The Vital Key To Employee Motivation
I so often encounter well-intended, sincere, hard-working managers who are frustrated and weary dealing with employees who are “unmotivated,” and I am completely sympathetic to their angst. While it’s certainly a monumental topic, nevertheless, there are some specific steps leaders can take to make real progress. We’ll explore one critical piece in this post, and then return another day to continue the discussion with additional ingredients (like money).
As we pursue greater understanding of the murky arena of motivating employees, it’s important to remember that there is no “magic bullet.” There’s no secret payplan, or combination of perks and benefits that will allow you to put things on autopilot. There is no autopilot. It’s tempting to read about the Googles of the world, with their flexible schedules, bring-your-dog-to-work culture, endless arrays of food, ping pong tables for all, etc., etc., and think “That’s the answer! Dogs! Food! Ping pong!” Anyone who tells you there’s a simple answer, payplan, software, or smartphone app that will solve your employee motivation challenges is simply not telling you the truth.
The (uncomfortable) truth, as so insight-fully put by Dr. Albert Bandura, is this:
"Trying to bring a simple solution to a complex, persistent problem rarely works. Rather, it requires a combination of strategies…”
And the prerequisite step to addressing the issue of motivation with employees, as articulated by management guru Peter Drucker, is even more uncomfortable:

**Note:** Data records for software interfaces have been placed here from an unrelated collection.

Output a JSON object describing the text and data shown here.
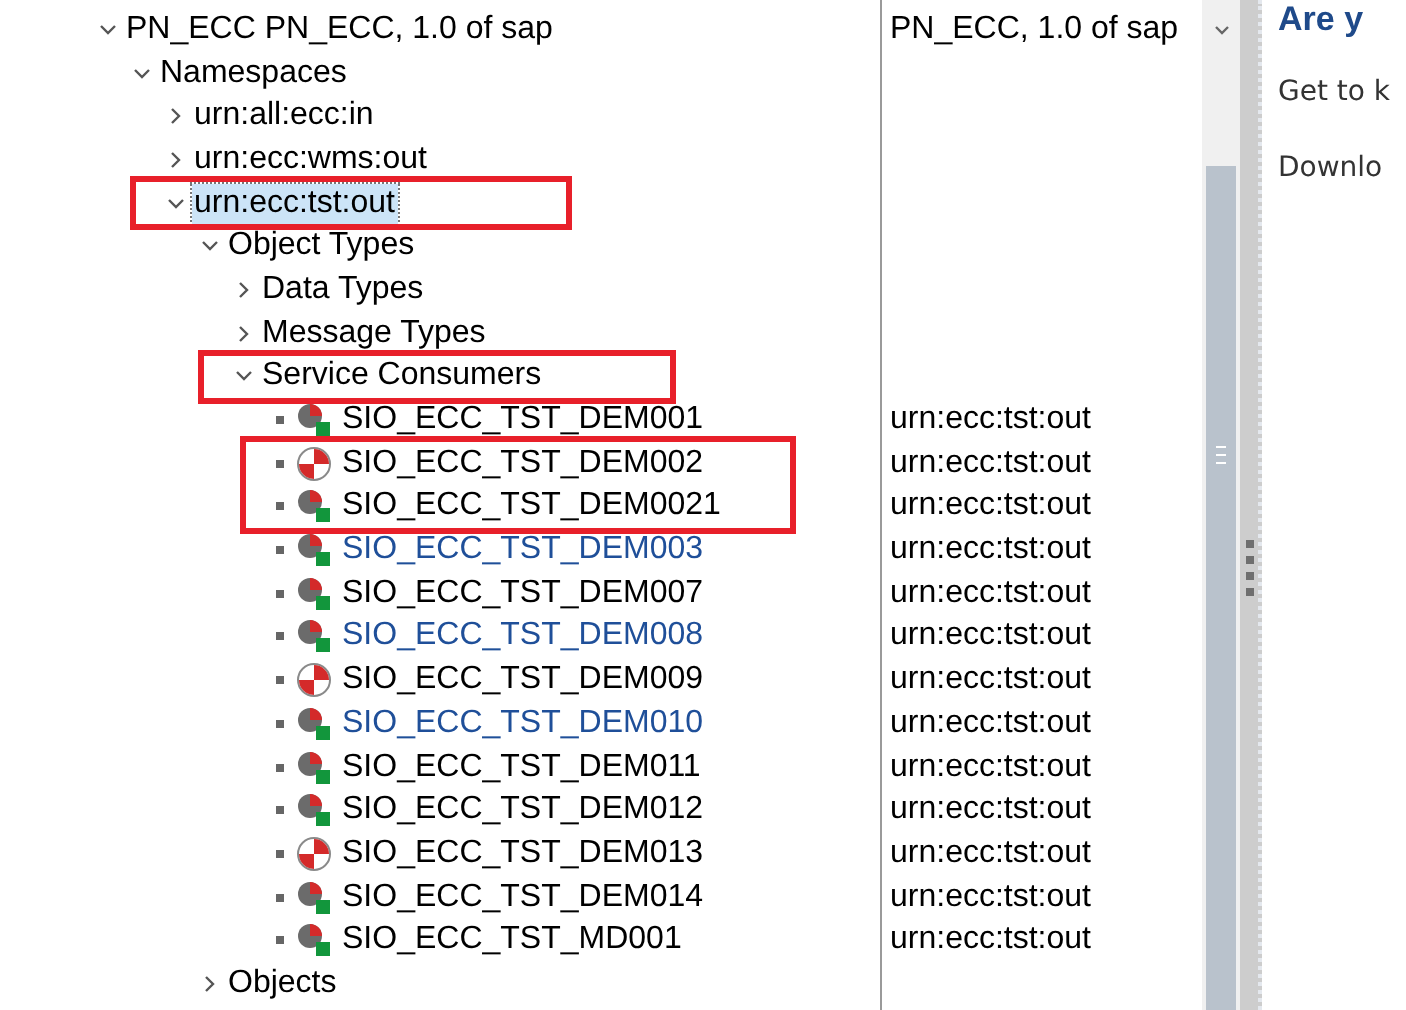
{
  "tree": [
    {
      "label": "PN_ECC PN_ECC, 1.0 of sap",
      "column_2": "PN_ECC, 1.0 of sap",
      "expanded": true,
      "selected": false,
      "marked": false,
      "children": [
        {
          "label": "Namespaces",
          "expanded": true,
          "selected": false,
          "marked": false,
          "children": [
            {
              "label": "urn:all:ecc:in",
              "expanded": false,
              "selected": false,
              "marked": false
            },
            {
              "label": "urn:ecc:wms:out",
              "expanded": false,
              "selected": false,
              "marked": false
            },
            {
              "label": "urn:ecc:tst:out",
              "expanded": true,
              "selected": true,
              "marked": true,
              "children": [
                {
                  "label": "Object Types",
                  "expanded": true,
                  "selected": false,
                  "marked": false,
                  "children": [
                    {
                      "label": "Data Types",
                      "expanded": false,
                      "selected": false,
                      "marked": false
                    },
                    {
                      "label": "Message Types",
                      "expanded": false,
                      "selected": false,
                      "marked": false
                    },
                    {
                      "label": "Service Consumers",
                      "expanded": true,
                      "selected": false,
                      "marked": true,
                      "children": [
                        {
                          "label": "SIO_ECC_TST_DEM001",
                          "kind": "pie",
                          "color": "#000000",
                          "column_2": "urn:ecc:tst:out",
                          "selected": false,
                          "marked": false
                        },
                        {
                          "label": "SIO_ECC_TST_DEM002",
                          "kind": "target",
                          "color": "#000000",
                          "column_2": "urn:ecc:tst:out",
                          "selected": false,
                          "marked": true
                        },
                        {
                          "label": "SIO_ECC_TST_DEM0021",
                          "kind": "pie",
                          "color": "#000000",
                          "column_2": "urn:ecc:tst:out",
                          "selected": false,
                          "marked": true
                        },
                        {
                          "label": "SIO_ECC_TST_DEM003",
                          "kind": "pie",
                          "color": "#1f4f99",
                          "column_2": "urn:ecc:tst:out",
                          "selected": false,
                          "marked": false
                        },
                        {
                          "label": "SIO_ECC_TST_DEM007",
                          "kind": "pie",
                          "color": "#000000",
                          "column_2": "urn:ecc:tst:out",
                          "selected": false,
                          "marked": false
                        },
                        {
                          "label": "SIO_ECC_TST_DEM008",
                          "kind": "pie",
                          "color": "#1f4f99",
                          "column_2": "urn:ecc:tst:out",
                          "selected": false,
                          "marked": false
                        },
                        {
                          "label": "SIO_ECC_TST_DEM009",
                          "kind": "target",
                          "color": "#000000",
                          "column_2": "urn:ecc:tst:out",
                          "selected": false,
                          "marked": false
                        },
                        {
                          "label": "SIO_ECC_TST_DEM010",
                          "kind": "pie",
                          "color": "#1f4f99",
                          "column_2": "urn:ecc:tst:out",
                          "selected": false,
                          "marked": false
                        },
                        {
                          "label": "SIO_ECC_TST_DEM011",
                          "kind": "pie",
                          "color": "#000000",
                          "column_2": "urn:ecc:tst:out",
                          "selected": false,
                          "marked": false
                        },
                        {
                          "label": "SIO_ECC_TST_DEM012",
                          "kind": "pie",
                          "color": "#000000",
                          "column_2": "urn:ecc:tst:out",
                          "selected": false,
                          "marked": false
                        },
                        {
                          "label": "SIO_ECC_TST_DEM013",
                          "kind": "target",
                          "color": "#000000",
                          "column_2": "urn:ecc:tst:out",
                          "selected": false,
                          "marked": false
                        },
                        {
                          "label": "SIO_ECC_TST_DEM014",
                          "kind": "pie",
                          "color": "#000000",
                          "column_2": "urn:ecc:tst:out",
                          "selected": false,
                          "marked": false
                        },
                        {
                          "label": "SIO_ECC_TST_MD001",
                          "kind": "pie",
                          "color": "#000000",
                          "column_2": "urn:ecc:tst:out",
                          "selected": false,
                          "marked": false
                        }
                      ]
                    }
                  ]
                },
                {
                  "label": "Objects",
                  "expanded": false,
                  "selected": false,
                  "marked": false
                }
              ]
            }
          ]
        }
      ]
    }
  ],
  "side_panel": {
    "heading": "Are y",
    "lines": [
      "Get to k",
      "Downlo"
    ]
  }
}
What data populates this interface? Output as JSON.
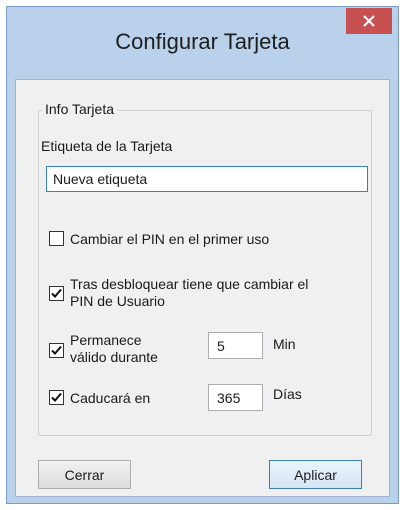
{
  "window": {
    "title": "Configurar Tarjeta"
  },
  "group": {
    "legend": "Info Tarjeta",
    "label_field": "Etiqueta de la Tarjeta",
    "label_value": "Nueva etiqueta"
  },
  "options": {
    "change_pin_first_use": {
      "label": "Cambiar el PIN en el primer uso",
      "checked": false
    },
    "after_unlock_line1": "Tras desbloquear tiene que cambiar el",
    "after_unlock_line2": "PIN de Usuario",
    "after_unlock_checked": true,
    "valid_line1": "Permanece",
    "valid_line2": "válido durante",
    "valid_checked": true,
    "valid_value": "5",
    "valid_unit": "Min",
    "expires_label": "Caducará en",
    "expires_checked": true,
    "expires_value": "365",
    "expires_unit": "Días"
  },
  "buttons": {
    "close": "Cerrar",
    "apply": "Aplicar"
  }
}
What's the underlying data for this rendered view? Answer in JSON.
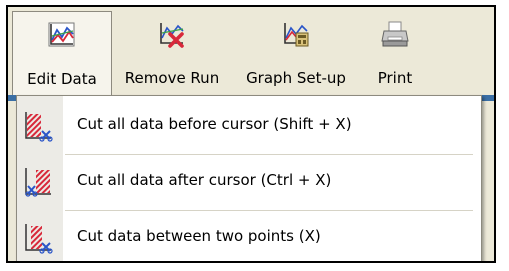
{
  "toolbar": {
    "buttons": [
      {
        "label": "Edit Data",
        "icon": "edit-data-graph-icon",
        "active": true
      },
      {
        "label": "Remove Run",
        "icon": "remove-run-icon",
        "active": false
      },
      {
        "label": "Graph Set-up",
        "icon": "graph-setup-icon",
        "active": false
      },
      {
        "label": "Print",
        "icon": "printer-icon",
        "active": false
      }
    ]
  },
  "menu": {
    "items": [
      {
        "label": "Cut all data before cursor (Shift + X)",
        "icon": "cut-before-cursor-icon"
      },
      {
        "label": "Cut all data after cursor (Ctrl + X)",
        "icon": "cut-after-cursor-icon"
      },
      {
        "label": "Cut data between two points (X)",
        "icon": "cut-between-points-icon"
      }
    ]
  },
  "colors": {
    "toolbar_bg": "#ece9d8",
    "menu_bg": "#ffffff",
    "selection_bar": "#3a6ea5",
    "icon_red": "#d8283a",
    "icon_blue": "#2a55c8"
  }
}
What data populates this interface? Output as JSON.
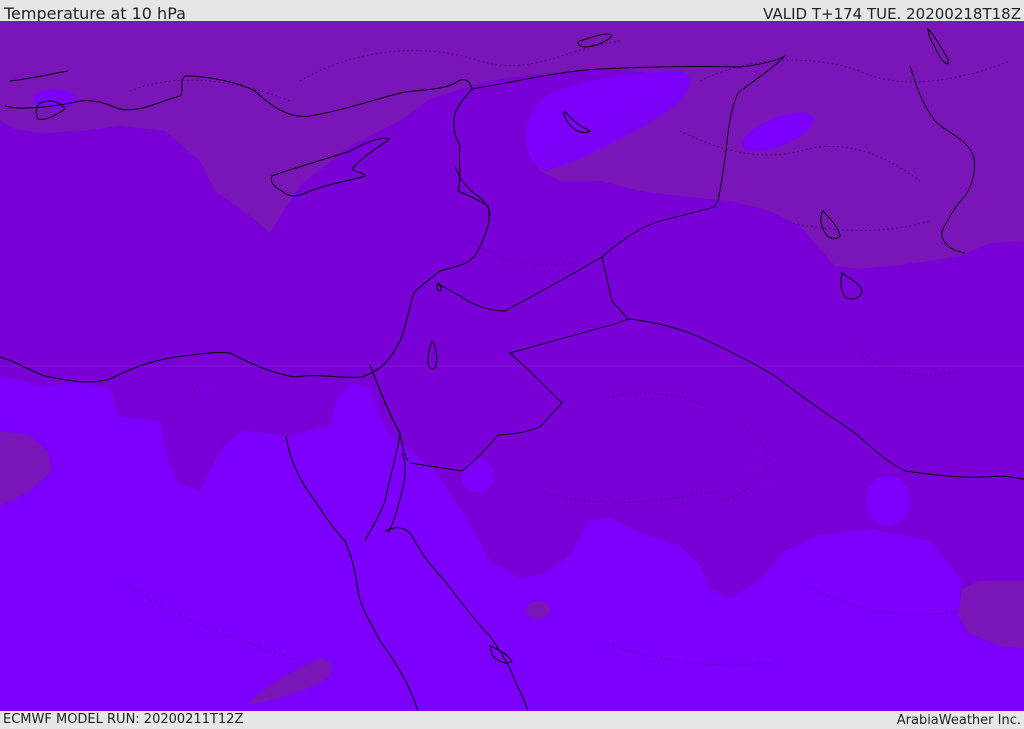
{
  "header": {
    "title": "Temperature at 10 hPa",
    "valid": "VALID T+174 TUE. 20200218T18Z"
  },
  "footer": {
    "model_run": "ECMWF MODEL RUN: 20200211T12Z",
    "credit": "ArabiaWeather Inc."
  },
  "colors": {
    "background_band": "#e6e6e6",
    "band_warm": "#7a15b8",
    "band_mid": "#7a00d8",
    "band_cool": "#7d00ff",
    "coastline": "#000000"
  }
}
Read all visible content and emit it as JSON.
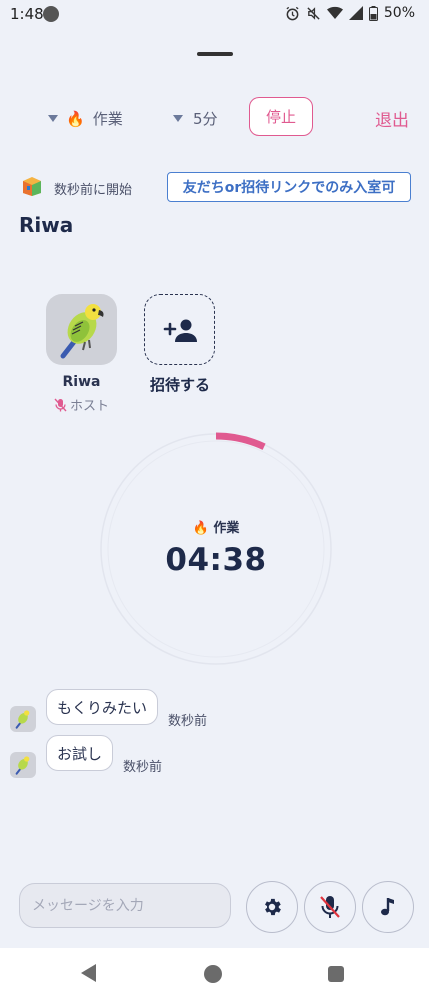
{
  "status_bar": {
    "time": "1:48",
    "battery": "50%",
    "icons": [
      "alarm-icon",
      "mute-icon",
      "wifi-icon",
      "signal-icon",
      "battery-icon"
    ]
  },
  "controls": {
    "mode_emoji": "🔥",
    "mode_label": "作業",
    "duration_label": "5分",
    "stop_label": "停止",
    "exit_label": "退出"
  },
  "room": {
    "started_text": "数秒前に開始",
    "access_badge": "友だちor招待リンクでのみ入室可",
    "name": "Riwa"
  },
  "members": [
    {
      "name": "Riwa",
      "role": "ホスト",
      "mic_muted": true
    }
  ],
  "invite_label": "招待する",
  "timer": {
    "mode_emoji": "🔥",
    "mode_label": "作業",
    "time": "04:38",
    "progress": 0.07,
    "accent_color": "#e05a90"
  },
  "chat": [
    {
      "text": "もくりみたい",
      "time": "数秒前"
    },
    {
      "text": "お試し",
      "time": "数秒前"
    }
  ],
  "composer": {
    "placeholder": "メッセージを入力"
  },
  "colors": {
    "background": "#eef1f8",
    "accent": "#e05a90",
    "link_blue": "#3d6fc4",
    "text_dark": "#1e2a4a"
  }
}
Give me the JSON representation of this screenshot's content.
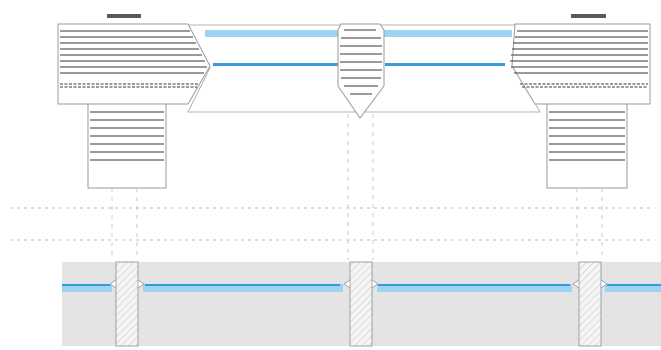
{
  "diagram": {
    "title": "",
    "colors": {
      "background": "#ffffff",
      "outline": "#9a9a9a",
      "hatch": "#5e5e5e",
      "blue": "#3a9ad9",
      "light_blue": "#9fd3f2",
      "red_guide": "#e8a9a9",
      "gray_dash": "#c8c8c8",
      "band_fill": "#e4e4e4",
      "post_fill": "#f4f4f4",
      "cap": "#5a5a5a"
    },
    "labels": []
  }
}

“At the very least, we should stop demotivating them.”
So what do we do? Where do we start? I’ll share one piece in the puzzle with you that you have undoubtedly encountered before, but perhaps without realizing the extraordinary significance of it. In all likelihood that’s because it may seem too simple and obvious, or because managers often think they do it already, or because they think their employees should do it themselves. Here’s the concept that profoundly influences workplace behavior:
“Energy Comes From Purpose.”
I understand it seems that employee motivation can’t possibly be that easy – and of course it isn’t; there are many more factors. But this one is absolutely crucial because from a behavioral perspective, people who have a clear and compelling sense of purpose are simply more energized – or you could say motivated – than people who don’t. Period. People have a deep need to believe that what they do has meaning and value beyond a paycheck. Repeated studies on employe behavior confirm that having a sense of meaningfulness in their work is one of the things employees care about most in a job. Employees who believe their work has genuine meaning and value will simply be more productive – regardless of how sophisticated or not the work itself may be. And for better or worse, it’s the job of the boss to provide that sense of meaning and value. It’s one of the most important things a leader can do, to a large degree because of the unsettling corollary to the principle, which is this: You’ll never get a sustainable sense of urgency out of someone who doesn’t have a sense of purpose.
The Ritz Carlton Hotel chain recognizes this power of purpose, and consistently communicates to staff-members “As soon as one of us says, ‘Gee, maybe what I do here isn’t really important,’ then we all lose, because the customer can feel that.” The issue is absolutely not the prestige of a given job in the hierarchy of social or corporate structure, the issue is the leader’s willingness and ability to credibly and convincingly impart to their employees that the work they do matters. It matters.
Dr. Viktor Frankl’s classic work “Man’s Search for Meaning” includes this powerful truth:
“Man’s search for meaning is the primary motivation in his life, and the existential vacuum experienced in its absence leads to profound stagnation…”
If you supervise the work of other people, the implications of Frankl’s comment ae staggering relative to performance and productivity – because an employee will derive his or her sense of purpose (or lack thereof) primarily from the actions, behaviors, inferences, comments and conversation of their boss. And while certainly a case could be made that employees should bring their own sense of purpose to the job, the reality is that it rarely happens.
So how do we do that? First, the boss must do a little introspection to explore what he or she really thinks about the work a given employee does. Do you believe their work is meaningful to the organization? If you have mixed feelings about the significance of an employee’s role, you’ll never be able to credibly communicate meaningfulness to the employee. If you do believe it, however, you need to be able to articulate why you believe that in an authentic way. (Employees can smell a disingenuous message a mile away.)
In order for the leader to convincingly provide a compelling sense of purpose to an employee, the message must be these things:
Credible and believable.
Specific and clear.
Relevant and meaningful.
Ongoing and consistent.
The employee must be able to clearly see a connection between the work that they do and the meaningfulness that it has. Certainly, some of the least-prestigious and lowest-paying positions in many businesses have the greatest impact on customers’ perceptions about the business, and by virtue of that, on the business’ profitability. Yet sadly, many business invest very little emotional energy in imparting a compelling sense of purpose for the people in those positions.
If you’re not certain what that sense of purpose may be, I have kind of a “Swiss Army Knife” all-purpose sense-of-purpose for employees in almost any business. There’s some pretty potent research indicating that in about 68% of the cases where a customer stops doing business with a given company, the reason is because they have somehow gotten the impression that the company simply doesn’t care about having their business. So if you wanted to give almost anyone in your organization a clear sense of purpose, it could easily and simply start by asking “How does the work of this position demonstrate to our customers that we care?”
Give some thought to how you can impart a sense of meaningfulness to your people and they will simply be more energized – “energy comes from purpose.” As a boss, you have the privilege and power to change lives in a meaningful way by providing a compelling sense of purpose – how’s that for a sense of purpose for you?